Source data:
::::::::::
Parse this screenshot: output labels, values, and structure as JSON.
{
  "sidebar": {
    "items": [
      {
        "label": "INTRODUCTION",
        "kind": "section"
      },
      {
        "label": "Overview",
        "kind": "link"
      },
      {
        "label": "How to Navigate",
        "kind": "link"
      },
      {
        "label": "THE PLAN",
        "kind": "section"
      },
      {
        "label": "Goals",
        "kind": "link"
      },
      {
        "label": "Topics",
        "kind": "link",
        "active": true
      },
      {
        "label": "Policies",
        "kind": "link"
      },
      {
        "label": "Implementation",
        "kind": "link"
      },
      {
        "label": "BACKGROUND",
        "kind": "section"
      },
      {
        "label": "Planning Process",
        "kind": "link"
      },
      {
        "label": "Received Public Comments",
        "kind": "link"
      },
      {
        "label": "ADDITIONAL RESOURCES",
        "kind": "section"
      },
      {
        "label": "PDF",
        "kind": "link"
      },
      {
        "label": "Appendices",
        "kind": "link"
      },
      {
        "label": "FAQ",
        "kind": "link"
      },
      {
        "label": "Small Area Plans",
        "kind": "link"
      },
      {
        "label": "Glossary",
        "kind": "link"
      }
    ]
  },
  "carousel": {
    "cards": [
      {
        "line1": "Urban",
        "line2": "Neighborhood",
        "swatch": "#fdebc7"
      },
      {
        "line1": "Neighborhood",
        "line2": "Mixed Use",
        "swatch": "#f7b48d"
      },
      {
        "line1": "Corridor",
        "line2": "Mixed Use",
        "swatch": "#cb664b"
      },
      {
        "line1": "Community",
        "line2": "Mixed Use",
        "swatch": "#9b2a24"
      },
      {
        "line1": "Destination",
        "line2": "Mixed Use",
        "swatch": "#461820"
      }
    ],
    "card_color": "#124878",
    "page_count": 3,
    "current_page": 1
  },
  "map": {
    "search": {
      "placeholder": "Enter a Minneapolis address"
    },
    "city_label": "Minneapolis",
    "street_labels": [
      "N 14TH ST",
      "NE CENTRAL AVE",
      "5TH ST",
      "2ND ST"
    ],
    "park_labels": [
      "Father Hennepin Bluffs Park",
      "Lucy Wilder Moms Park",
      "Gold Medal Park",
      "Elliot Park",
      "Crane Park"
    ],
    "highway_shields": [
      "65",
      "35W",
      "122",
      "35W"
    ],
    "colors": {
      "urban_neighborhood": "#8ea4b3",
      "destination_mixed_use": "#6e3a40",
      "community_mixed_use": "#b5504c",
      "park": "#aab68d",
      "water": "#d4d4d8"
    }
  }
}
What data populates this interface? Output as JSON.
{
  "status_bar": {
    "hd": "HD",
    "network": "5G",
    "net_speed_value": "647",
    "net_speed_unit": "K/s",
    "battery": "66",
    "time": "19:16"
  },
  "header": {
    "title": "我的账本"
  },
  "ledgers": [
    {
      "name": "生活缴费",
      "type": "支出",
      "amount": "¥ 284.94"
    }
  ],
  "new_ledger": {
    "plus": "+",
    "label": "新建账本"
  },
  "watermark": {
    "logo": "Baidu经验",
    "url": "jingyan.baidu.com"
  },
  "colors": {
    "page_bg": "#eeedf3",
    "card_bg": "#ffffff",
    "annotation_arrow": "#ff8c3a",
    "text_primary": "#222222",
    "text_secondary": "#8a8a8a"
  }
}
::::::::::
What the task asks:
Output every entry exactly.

Result of this exercise:
Parse this screenshot: output labels, values, and structure as JSON.
{
  "sidebar": {
    "items": [
      {
        "label": "INTRODUCTION",
        "kind": "section"
      },
      {
        "label": "Overview",
        "kind": "link"
      },
      {
        "label": "How to Navigate",
        "kind": "link"
      },
      {
        "label": "THE PLAN",
        "kind": "section"
      },
      {
        "label": "Goals",
        "kind": "link"
      },
      {
        "label": "Topics",
        "kind": "link",
        "active": true
      },
      {
        "label": "Policies",
        "kind": "link"
      },
      {
        "label": "Implementation",
        "kind": "link"
      },
      {
        "label": "BACKGROUND",
        "kind": "section"
      },
      {
        "label": "Planning Process",
        "kind": "link"
      },
      {
        "label": "Received Public Comments",
        "kind": "link"
      },
      {
        "label": "ADDITIONAL RESOURCES",
        "kind": "section"
      },
      {
        "label": "PDF",
        "kind": "link"
      },
      {
        "label": "Appendices",
        "kind": "link"
      },
      {
        "label": "FAQ",
        "kind": "link"
      },
      {
        "label": "Small Area Plans",
        "kind": "link"
      },
      {
        "label": "Glossary",
        "kind": "link"
      }
    ]
  },
  "carousel": {
    "cards": [
      {
        "line1": "Urban",
        "line2": "Neighborhood",
        "swatch": "#fdebc7"
      },
      {
        "line1": "Neighborhood",
        "line2": "Mixed Use",
        "swatch": "#f7b48d"
      },
      {
        "line1": "Corridor",
        "line2": "Mixed Use",
        "swatch": "#cb664b"
      },
      {
        "line1": "Community",
        "line2": "Mixed Use",
        "swatch": "#9b2a24"
      },
      {
        "line1": "Destination",
        "line2": "Mixed Use",
        "swatch": "#461820"
      }
    ],
    "card_color": "#124878",
    "page_count": 3,
    "current_page": 1
  },
  "map": {
    "search": {
      "placeholder": "Enter a Minneapolis address"
    },
    "city_label": "Minneapolis",
    "street_labels": [
      "N 14TH ST",
      "NE CENTRAL AVE",
      "5TH ST",
      "2ND ST"
    ],
    "park_labels": [
      "Father Hennepin Bluffs Park",
      "Lucy Wilder Moms Park",
      "Gold Medal Park",
      "Elliot Park",
      "Crane Park"
    ],
    "highway_shields": [
      "65",
      "35W",
      "122",
      "35W"
    ],
    "colors": {
      "urban_neighborhood": "#8ea4b3",
      "destination_mixed_use": "#6e3a40",
      "community_mixed_use": "#b5504c",
      "park": "#aab68d",
      "water": "#d4d4d8"
    }
  }
}
What data populates this interface? Output as JSON.
{
  "status_bar": {
    "hd": "HD",
    "network": "5G",
    "net_speed_value": "647",
    "net_speed_unit": "K/s",
    "battery": "66",
    "time": "19:16"
  },
  "header": {
    "title": "我的账本"
  },
  "ledgers": [
    {
      "name": "生活缴费",
      "type": "支出",
      "amount": "¥ 284.94"
    }
  ],
  "new_ledger": {
    "plus": "+",
    "label": "新建账本"
  },
  "watermark": {
    "logo": "Baidu经验",
    "url": "jingyan.baidu.com"
  },
  "colors": {
    "page_bg": "#eeedf3",
    "card_bg": "#ffffff",
    "annotation_arrow": "#ff8c3a",
    "text_primary": "#222222",
    "text_secondary": "#8a8a8a"
  }
}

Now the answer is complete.